**TASK INPUT:**
______
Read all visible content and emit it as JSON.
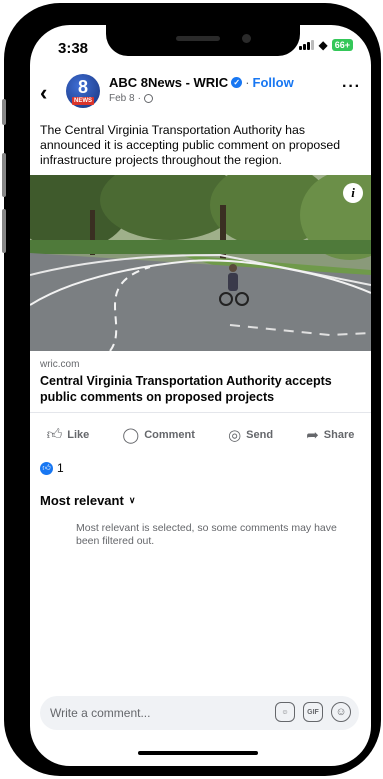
{
  "status_bar": {
    "time": "3:38",
    "battery": "66+"
  },
  "post": {
    "page_name": "ABC 8News - WRIC",
    "follow_label": "Follow",
    "date": "Feb 8",
    "avatar": {
      "number": "8",
      "badge": "NEWS"
    },
    "text": "The Central Virginia Transportation Authority has announced it is accepting public comment on proposed infrastructure projects throughout the region.",
    "link": {
      "domain": "wric.com",
      "title": "Central Virginia Transportation Authority accepts public comments on proposed projects"
    }
  },
  "actions": [
    {
      "label": "Like",
      "icon": "thumbs-up-icon"
    },
    {
      "label": "Comment",
      "icon": "comment-icon"
    },
    {
      "label": "Send",
      "icon": "messenger-icon"
    },
    {
      "label": "Share",
      "icon": "share-icon"
    }
  ],
  "reactions": {
    "count": "1"
  },
  "comments": {
    "sort_label": "Most relevant",
    "filter_note": "Most relevant is selected, so some comments may have been filtered out."
  },
  "composer": {
    "placeholder": "Write a comment...",
    "gif_label": "GIF"
  },
  "colors": {
    "brand": "#1877f2",
    "battery": "#34c759"
  }
}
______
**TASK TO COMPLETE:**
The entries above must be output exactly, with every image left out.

**TASK RESULT:**
Read all visible content and emit it as JSON.
{
  "status_bar": {
    "time": "3:38",
    "battery": "66+"
  },
  "post": {
    "page_name": "ABC 8News - WRIC",
    "follow_label": "Follow",
    "date": "Feb 8",
    "avatar": {
      "number": "8",
      "badge": "NEWS"
    },
    "text": "The Central Virginia Transportation Authority has announced it is accepting public comment on proposed infrastructure projects throughout the region.",
    "link": {
      "domain": "wric.com",
      "title": "Central Virginia Transportation Authority accepts public comments on proposed projects"
    }
  },
  "actions": [
    {
      "label": "Like",
      "icon": "thumbs-up-icon"
    },
    {
      "label": "Comment",
      "icon": "comment-icon"
    },
    {
      "label": "Send",
      "icon": "messenger-icon"
    },
    {
      "label": "Share",
      "icon": "share-icon"
    }
  ],
  "reactions": {
    "count": "1"
  },
  "comments": {
    "sort_label": "Most relevant",
    "filter_note": "Most relevant is selected, so some comments may have been filtered out."
  },
  "composer": {
    "placeholder": "Write a comment...",
    "gif_label": "GIF"
  },
  "colors": {
    "brand": "#1877f2",
    "battery": "#34c759"
  }
}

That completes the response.